Diluting baby formula “could cost issues with weight loss, failure to thrive” and making formula at home is “a big concern for the baby’s brain development.”
BUFFALO, NY — With the current baby formula shortage, it has left many parents feeling uneasy.
“What do we do, if there is no formula for babies and you don’t have that ability to breastfeed? You know, it’s kind of scary, and as babies get older they start eating more solids and start eating more different kinds of food and stuff, but the moms out there that rely on formula. What do they do? How do they afford it? I feel so bad because it’s becoming a real problem,” said Samantha Klaja, a Hamburg mom.
If you find yourself in a similar situation, Jennifer Scarpena, DHEd, MSN, RN, IBCLC, CHES, with Sisters of Charity Hospital says diluting baby formula is not the answer.
“That’s a problem because the babies are no longer getting the caloric need that they need.
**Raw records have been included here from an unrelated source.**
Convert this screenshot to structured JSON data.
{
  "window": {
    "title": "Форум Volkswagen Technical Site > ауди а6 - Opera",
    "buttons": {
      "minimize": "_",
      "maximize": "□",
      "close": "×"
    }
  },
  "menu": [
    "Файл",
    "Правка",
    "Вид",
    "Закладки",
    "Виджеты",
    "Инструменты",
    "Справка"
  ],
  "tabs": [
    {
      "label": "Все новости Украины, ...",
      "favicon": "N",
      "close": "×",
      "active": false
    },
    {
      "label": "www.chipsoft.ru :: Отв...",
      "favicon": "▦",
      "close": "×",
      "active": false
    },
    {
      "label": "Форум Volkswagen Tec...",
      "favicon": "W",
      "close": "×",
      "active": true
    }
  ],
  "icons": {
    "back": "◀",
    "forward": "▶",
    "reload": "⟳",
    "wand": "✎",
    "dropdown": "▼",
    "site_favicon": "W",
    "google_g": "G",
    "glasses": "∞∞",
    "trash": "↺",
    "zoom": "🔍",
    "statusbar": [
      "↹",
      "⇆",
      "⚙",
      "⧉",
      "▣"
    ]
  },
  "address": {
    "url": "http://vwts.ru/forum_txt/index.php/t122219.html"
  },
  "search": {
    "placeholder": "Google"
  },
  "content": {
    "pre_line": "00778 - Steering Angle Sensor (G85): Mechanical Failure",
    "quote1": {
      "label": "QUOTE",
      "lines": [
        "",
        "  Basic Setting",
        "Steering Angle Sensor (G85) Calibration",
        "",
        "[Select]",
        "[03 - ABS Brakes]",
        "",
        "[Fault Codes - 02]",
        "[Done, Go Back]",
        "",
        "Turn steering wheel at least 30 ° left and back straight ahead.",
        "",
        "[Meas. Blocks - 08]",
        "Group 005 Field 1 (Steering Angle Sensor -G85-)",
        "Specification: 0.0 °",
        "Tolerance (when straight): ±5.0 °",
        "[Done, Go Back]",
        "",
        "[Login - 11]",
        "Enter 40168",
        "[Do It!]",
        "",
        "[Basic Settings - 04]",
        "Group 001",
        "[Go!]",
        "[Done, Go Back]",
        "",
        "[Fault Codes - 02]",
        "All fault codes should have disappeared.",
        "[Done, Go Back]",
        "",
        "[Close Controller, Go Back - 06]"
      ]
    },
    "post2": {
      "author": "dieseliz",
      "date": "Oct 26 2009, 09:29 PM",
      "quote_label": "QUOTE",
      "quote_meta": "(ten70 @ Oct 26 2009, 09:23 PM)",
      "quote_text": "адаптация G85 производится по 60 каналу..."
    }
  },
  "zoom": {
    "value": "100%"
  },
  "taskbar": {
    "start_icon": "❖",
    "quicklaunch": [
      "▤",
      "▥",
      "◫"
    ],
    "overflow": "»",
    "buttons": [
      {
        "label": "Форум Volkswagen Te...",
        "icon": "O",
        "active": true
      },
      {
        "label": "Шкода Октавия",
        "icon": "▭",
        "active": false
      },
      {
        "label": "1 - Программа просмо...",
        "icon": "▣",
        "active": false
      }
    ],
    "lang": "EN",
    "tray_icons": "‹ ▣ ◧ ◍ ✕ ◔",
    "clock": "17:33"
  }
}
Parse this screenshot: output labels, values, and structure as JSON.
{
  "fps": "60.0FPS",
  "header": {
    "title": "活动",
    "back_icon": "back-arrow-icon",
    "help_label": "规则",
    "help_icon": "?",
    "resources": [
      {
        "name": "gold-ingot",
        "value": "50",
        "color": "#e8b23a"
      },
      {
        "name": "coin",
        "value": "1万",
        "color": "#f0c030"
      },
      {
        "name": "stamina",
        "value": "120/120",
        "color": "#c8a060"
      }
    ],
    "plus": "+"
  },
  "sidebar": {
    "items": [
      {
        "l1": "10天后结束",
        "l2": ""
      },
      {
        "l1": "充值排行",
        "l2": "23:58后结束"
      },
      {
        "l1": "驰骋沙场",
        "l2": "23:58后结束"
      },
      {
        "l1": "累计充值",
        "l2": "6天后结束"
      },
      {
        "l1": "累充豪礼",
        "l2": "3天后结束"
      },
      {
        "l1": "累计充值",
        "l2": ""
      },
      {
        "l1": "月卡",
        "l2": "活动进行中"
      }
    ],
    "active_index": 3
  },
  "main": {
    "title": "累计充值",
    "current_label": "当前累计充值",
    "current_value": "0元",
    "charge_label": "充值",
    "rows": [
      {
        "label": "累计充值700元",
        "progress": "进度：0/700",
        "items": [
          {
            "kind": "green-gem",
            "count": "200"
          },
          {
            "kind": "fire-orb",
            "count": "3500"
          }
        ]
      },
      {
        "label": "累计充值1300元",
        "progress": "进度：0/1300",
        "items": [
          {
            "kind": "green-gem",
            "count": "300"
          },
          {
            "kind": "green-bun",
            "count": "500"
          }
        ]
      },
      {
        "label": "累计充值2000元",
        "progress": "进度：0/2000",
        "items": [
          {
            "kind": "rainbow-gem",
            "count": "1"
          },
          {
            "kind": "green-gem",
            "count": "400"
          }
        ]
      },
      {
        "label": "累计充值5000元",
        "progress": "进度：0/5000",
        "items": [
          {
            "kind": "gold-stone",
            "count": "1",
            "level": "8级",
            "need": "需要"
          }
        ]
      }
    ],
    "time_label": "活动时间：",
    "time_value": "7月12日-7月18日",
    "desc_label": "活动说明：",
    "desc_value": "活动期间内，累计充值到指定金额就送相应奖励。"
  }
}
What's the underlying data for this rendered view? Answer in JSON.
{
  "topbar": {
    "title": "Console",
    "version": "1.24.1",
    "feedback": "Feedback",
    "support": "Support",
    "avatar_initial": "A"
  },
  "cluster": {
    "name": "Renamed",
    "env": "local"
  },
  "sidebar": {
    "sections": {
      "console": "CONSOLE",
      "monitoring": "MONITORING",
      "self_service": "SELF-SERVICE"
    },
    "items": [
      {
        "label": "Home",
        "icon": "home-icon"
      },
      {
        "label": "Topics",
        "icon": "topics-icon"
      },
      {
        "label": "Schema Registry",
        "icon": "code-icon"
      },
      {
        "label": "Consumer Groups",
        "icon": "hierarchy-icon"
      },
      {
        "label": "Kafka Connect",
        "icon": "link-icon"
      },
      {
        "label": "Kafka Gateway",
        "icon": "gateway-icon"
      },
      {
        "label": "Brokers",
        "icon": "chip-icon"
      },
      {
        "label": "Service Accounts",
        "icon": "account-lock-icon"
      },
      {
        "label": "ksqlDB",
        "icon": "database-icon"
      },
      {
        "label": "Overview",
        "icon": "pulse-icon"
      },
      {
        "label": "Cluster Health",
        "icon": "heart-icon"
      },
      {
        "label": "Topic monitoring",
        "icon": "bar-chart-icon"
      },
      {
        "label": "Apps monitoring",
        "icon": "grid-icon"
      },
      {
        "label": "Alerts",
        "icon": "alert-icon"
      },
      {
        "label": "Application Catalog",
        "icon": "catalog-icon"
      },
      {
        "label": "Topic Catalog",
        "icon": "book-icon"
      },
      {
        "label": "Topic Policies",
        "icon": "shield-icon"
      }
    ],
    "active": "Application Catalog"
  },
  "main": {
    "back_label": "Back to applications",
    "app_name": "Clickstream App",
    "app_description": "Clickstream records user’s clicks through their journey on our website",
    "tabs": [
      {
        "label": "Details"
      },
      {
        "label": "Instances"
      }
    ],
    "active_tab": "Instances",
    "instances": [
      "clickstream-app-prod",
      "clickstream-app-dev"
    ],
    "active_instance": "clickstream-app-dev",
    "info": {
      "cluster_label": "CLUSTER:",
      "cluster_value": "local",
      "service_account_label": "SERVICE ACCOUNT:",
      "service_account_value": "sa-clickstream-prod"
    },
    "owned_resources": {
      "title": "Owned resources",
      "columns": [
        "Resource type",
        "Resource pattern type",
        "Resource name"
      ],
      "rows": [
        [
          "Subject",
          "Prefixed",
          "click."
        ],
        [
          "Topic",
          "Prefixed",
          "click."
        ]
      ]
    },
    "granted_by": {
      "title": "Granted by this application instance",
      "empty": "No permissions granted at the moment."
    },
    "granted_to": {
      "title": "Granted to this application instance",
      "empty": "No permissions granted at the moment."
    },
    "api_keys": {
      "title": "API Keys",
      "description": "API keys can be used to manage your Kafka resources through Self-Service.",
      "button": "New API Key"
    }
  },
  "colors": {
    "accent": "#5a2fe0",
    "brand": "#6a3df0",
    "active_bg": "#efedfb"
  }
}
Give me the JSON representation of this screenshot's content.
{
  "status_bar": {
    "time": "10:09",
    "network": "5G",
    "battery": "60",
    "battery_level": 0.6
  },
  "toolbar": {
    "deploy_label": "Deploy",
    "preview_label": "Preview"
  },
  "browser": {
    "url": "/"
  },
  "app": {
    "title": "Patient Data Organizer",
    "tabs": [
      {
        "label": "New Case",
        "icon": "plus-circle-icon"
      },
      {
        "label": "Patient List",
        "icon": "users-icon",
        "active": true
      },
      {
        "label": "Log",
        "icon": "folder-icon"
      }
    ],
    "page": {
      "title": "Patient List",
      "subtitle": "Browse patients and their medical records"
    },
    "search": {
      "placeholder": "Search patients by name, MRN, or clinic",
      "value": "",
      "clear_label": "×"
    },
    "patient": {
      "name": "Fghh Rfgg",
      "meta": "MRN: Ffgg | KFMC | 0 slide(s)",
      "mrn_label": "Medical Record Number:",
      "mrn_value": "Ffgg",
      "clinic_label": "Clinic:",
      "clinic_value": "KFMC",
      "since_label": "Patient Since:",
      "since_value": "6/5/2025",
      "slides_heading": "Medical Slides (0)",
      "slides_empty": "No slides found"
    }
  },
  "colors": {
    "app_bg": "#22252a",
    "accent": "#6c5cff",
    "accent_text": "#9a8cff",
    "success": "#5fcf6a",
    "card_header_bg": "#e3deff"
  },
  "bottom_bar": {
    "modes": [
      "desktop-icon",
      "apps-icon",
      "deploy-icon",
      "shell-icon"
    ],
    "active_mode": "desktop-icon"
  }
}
They are also not getting the nutrients that they need,” Scarpena said. “That could cost issues with weight loss, failure to thrive, which can generate a whole slew of issues.”
She says making your own formula at home is not a good idea either.
“A big concern is brain development. The baby needs those nutrients for brain development. You’ll see that in a lot of formulas. You’ll see DHA on the package and it will be clearly marked, helps with brain development and helps with brain growth,” she said. “If you make your own formula, you are at risk of not having all those good nutrients to help the baby grow and thrive.”
However, one option for parents looking for alternatives could be to use donor breast milk.
“It can be expensive if you buy it out of pocket, so you will have to have a pediatrician order to have insurance be used to cover the cost of that, but it’s definitely a root that people can go down,” she said.
Another resource our community has is our local food bank, like FeedMore WNY.
“What we primarily distributed through our warehouse is nutritious food a lot of people don’t realize that the other thing is our really critical care products such as our baby needs items. This could include diapers, infant formulas, baby food, and other products related to our baby needs,” said Catherine Shick, chief communications officer with FeedMore WNY.
Again, all of this is available for families in our communities.
Here are more local resources for moms looking for baby formula supply or solutions:
For breastfeeding free information classes:
FeedMore WNY and The New York Milk Bank are also looking for donations.